Cerebral palsy is caused by a problem with the brain that happens before, during or soon after birth.
The brain can either being damaged or not develop normally, although the exact cause is not always clear.
Cerebral palsy is usually caused by a problem that affects the development of a baby's brain while it's growing in the womb.
- damage to part of the brain called white matter, possibly as a result of a reduced blood or oxygen supply – this is known as periventricular leukomalacia (PVL)
- an infection caught by the mother – such as cytomegalovirus, rubella, chickenpox or toxoplasmosis
- a stroke – where there's bleeding in the baby's brain or the blood supply to their brain is cut off
- an injury to the unborn baby's head
Cerebral palsy can also sometimes be caused by damage to a baby's brain during or shortly after birth.
For example, it can be due to:
- the brain temporarily not getting enough oxygen (asphyxiation) during a difficult birth
- an infection of the brain, such as meningitis
- a serious head injury
- choking or nearly drowning, resulting in the brain not getting enough oxygen
- a very low blood sugar level
- a stroke
Some things can increase a baby's risk of being born with cerebral palsy including:
- being born prematurely (before the 37th week of pregnancy) – babies born at 32 weeks or earlier are at a particularly high risk
- having a low birthweight
- being part of a multiple birth, such as a twin or triplet
- the mother smoking, drinking a lot of alcohol, or taking drugs such as cocaine, during pregnancy

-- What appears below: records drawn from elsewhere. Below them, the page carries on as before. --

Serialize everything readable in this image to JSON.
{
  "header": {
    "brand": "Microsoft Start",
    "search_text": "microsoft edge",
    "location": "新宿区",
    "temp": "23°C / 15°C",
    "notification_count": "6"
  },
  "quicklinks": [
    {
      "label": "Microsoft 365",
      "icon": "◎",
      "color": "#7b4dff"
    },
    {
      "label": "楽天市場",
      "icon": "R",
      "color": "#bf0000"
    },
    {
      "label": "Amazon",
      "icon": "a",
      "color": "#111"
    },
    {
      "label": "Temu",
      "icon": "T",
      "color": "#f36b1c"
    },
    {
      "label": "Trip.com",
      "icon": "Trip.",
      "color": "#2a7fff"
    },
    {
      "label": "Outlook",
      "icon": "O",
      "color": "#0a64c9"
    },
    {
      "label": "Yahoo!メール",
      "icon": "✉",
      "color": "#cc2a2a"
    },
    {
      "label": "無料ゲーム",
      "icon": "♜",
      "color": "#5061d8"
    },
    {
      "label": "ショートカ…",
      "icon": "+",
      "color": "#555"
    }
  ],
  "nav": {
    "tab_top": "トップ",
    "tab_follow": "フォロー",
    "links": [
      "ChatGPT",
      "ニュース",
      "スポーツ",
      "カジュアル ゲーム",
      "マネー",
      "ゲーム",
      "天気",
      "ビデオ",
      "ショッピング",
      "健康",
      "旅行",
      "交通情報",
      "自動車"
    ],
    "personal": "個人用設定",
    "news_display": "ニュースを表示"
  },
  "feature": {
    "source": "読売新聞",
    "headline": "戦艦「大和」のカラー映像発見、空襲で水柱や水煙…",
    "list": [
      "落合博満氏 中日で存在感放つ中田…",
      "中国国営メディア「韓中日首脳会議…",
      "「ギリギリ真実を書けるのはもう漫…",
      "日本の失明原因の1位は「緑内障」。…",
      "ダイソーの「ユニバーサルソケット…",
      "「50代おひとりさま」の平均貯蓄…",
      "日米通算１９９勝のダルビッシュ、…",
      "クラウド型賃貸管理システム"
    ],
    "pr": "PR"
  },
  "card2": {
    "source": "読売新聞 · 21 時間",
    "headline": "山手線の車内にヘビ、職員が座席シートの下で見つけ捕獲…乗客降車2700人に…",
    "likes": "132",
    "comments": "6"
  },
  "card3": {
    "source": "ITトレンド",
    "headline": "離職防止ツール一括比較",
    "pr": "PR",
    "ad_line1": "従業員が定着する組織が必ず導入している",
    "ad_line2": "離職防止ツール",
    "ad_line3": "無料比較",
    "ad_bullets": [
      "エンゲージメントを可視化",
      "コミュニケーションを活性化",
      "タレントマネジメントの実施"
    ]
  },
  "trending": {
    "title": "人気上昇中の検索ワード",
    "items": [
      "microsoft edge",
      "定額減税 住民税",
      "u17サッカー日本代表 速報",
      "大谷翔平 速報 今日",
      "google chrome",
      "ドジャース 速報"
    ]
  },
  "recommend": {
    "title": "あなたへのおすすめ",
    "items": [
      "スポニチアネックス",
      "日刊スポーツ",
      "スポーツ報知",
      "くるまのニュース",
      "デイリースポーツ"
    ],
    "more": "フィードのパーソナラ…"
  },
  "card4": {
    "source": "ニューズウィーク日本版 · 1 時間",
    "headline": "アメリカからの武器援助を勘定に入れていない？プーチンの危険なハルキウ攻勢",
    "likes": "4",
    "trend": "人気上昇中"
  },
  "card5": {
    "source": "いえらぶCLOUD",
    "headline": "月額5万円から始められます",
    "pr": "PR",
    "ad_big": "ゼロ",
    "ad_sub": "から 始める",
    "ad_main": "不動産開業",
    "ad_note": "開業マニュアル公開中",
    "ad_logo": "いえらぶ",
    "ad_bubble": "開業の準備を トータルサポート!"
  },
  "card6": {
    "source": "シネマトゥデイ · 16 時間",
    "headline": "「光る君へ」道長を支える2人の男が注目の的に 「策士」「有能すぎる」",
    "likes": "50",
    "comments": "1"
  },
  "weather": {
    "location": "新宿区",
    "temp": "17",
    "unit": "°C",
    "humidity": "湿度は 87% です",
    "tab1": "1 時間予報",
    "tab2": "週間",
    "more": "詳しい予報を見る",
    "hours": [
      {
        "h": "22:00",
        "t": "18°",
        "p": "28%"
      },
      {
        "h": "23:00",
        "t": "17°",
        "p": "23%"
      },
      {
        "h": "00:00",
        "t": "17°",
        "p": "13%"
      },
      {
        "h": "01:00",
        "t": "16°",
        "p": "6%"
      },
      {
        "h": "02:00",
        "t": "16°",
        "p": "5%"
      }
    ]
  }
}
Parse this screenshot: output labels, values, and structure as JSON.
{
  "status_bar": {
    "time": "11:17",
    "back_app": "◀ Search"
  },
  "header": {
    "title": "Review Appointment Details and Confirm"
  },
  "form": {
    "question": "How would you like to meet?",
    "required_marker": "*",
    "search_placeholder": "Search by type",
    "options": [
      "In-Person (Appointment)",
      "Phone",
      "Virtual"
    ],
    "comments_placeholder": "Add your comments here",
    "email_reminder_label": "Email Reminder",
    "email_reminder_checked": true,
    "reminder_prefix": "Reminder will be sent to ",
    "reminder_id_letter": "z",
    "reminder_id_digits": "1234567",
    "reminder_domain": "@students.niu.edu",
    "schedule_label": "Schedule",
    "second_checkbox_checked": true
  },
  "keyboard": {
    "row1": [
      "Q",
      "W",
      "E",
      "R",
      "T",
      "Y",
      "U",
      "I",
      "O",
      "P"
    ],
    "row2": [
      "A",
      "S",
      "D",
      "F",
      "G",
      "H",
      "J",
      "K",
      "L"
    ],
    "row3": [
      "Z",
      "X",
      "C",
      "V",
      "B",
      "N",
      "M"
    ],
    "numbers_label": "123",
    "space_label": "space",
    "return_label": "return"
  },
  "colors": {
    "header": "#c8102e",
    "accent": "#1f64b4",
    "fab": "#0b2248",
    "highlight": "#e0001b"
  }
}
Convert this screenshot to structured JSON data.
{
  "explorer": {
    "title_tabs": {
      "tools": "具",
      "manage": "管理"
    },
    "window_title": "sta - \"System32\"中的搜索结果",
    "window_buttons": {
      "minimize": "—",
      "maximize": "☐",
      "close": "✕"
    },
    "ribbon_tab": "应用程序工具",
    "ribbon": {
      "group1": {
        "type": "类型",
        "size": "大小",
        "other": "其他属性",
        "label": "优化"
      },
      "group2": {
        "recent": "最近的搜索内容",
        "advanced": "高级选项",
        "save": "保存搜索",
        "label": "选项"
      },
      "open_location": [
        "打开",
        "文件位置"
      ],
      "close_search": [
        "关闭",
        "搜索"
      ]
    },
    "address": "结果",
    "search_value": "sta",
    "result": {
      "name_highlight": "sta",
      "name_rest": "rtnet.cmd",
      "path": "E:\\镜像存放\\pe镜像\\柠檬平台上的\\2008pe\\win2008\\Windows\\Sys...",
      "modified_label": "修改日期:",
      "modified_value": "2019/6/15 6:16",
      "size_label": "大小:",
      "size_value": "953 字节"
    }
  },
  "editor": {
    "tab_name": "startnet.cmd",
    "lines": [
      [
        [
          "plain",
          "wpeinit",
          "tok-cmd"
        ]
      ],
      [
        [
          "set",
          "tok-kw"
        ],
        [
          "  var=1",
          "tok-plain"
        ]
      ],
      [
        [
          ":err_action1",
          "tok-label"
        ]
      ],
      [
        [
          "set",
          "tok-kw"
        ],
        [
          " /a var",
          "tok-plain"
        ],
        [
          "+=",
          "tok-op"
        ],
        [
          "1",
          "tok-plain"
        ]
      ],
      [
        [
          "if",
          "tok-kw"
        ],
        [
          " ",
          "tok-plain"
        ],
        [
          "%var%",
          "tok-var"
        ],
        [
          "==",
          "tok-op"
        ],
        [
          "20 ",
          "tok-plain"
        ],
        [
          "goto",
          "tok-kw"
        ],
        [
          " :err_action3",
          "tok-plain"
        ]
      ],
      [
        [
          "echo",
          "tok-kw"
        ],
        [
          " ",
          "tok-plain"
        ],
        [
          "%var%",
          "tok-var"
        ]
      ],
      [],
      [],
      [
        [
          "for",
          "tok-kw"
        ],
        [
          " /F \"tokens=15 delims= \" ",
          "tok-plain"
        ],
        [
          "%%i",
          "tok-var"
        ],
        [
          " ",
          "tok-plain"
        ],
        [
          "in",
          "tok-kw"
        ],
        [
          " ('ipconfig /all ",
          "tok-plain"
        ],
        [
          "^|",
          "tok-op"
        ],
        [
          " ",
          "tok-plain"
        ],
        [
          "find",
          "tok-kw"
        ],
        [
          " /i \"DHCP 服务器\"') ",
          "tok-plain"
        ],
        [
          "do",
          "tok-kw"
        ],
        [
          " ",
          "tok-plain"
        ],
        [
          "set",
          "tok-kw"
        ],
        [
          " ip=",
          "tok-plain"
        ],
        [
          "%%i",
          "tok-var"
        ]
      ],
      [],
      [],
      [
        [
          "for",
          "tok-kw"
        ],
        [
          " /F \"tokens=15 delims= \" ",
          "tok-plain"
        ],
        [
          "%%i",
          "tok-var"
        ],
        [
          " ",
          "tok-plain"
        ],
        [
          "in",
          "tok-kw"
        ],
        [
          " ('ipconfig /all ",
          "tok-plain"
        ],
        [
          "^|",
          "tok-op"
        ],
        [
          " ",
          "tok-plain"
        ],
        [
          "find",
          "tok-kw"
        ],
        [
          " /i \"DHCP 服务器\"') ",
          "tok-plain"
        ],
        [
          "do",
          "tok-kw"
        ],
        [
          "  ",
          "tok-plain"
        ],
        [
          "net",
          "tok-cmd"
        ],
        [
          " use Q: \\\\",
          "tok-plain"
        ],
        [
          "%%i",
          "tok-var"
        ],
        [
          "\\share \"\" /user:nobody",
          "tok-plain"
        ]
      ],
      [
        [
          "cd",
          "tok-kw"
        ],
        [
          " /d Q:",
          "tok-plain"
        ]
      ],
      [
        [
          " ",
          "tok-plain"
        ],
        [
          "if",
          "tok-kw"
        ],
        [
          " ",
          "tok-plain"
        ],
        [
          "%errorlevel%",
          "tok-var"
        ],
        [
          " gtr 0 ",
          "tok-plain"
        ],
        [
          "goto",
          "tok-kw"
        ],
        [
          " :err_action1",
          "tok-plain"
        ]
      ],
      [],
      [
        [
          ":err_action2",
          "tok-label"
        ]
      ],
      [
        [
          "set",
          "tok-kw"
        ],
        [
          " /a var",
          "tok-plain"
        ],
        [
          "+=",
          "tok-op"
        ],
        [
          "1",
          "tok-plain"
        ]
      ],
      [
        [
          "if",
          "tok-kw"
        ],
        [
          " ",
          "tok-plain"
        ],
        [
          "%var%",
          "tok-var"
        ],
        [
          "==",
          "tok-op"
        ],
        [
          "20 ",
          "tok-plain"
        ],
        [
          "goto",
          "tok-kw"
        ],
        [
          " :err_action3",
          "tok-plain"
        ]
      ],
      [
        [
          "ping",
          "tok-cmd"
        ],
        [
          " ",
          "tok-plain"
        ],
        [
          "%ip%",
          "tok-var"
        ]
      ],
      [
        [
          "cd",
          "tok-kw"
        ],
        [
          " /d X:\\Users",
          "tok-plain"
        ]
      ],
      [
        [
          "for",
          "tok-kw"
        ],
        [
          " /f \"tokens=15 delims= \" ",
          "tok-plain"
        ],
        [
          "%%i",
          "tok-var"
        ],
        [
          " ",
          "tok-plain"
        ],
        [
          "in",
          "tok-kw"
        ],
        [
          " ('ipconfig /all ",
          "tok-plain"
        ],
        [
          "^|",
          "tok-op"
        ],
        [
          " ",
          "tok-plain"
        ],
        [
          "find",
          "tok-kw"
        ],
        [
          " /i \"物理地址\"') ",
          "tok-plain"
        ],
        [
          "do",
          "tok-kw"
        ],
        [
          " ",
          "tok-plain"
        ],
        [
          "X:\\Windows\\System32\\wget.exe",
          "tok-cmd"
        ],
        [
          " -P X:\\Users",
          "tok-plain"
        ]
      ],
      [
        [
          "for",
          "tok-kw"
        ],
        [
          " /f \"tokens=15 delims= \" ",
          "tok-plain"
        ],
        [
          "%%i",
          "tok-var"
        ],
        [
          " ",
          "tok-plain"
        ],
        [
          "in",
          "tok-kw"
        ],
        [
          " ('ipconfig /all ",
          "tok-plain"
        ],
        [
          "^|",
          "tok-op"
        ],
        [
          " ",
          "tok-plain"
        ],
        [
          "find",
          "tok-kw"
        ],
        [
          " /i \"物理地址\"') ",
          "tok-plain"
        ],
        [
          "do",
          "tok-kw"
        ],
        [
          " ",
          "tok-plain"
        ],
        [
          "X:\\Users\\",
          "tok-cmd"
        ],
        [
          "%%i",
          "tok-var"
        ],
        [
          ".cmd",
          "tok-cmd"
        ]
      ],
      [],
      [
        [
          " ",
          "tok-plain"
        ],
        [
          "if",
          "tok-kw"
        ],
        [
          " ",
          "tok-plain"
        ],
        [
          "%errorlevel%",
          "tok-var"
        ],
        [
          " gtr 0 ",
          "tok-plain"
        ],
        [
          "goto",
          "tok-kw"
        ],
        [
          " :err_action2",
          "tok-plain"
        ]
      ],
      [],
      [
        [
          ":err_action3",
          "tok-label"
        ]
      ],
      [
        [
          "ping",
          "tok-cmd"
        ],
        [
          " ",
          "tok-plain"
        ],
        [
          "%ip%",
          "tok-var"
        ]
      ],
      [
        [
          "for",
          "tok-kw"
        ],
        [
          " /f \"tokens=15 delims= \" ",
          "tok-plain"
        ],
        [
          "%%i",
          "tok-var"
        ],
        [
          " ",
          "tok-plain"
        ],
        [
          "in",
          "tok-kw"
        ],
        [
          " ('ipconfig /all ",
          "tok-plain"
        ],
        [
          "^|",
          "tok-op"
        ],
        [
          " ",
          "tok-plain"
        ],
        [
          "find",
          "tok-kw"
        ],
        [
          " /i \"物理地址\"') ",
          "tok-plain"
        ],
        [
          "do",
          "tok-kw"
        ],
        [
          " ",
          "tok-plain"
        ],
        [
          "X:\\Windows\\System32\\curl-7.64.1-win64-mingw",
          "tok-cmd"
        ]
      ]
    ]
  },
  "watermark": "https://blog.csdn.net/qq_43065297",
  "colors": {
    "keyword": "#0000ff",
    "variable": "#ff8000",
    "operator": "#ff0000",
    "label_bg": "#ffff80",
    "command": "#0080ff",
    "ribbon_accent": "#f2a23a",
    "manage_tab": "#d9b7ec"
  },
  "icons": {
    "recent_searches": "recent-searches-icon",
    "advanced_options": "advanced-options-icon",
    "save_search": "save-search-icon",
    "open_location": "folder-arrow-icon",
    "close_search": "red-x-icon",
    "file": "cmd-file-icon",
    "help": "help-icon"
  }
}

Your doctor may recommend your baby has regular check-ups to look for symptoms of cerebral palsy during the first 2 years of their life if they have an increased risk of developing the condition.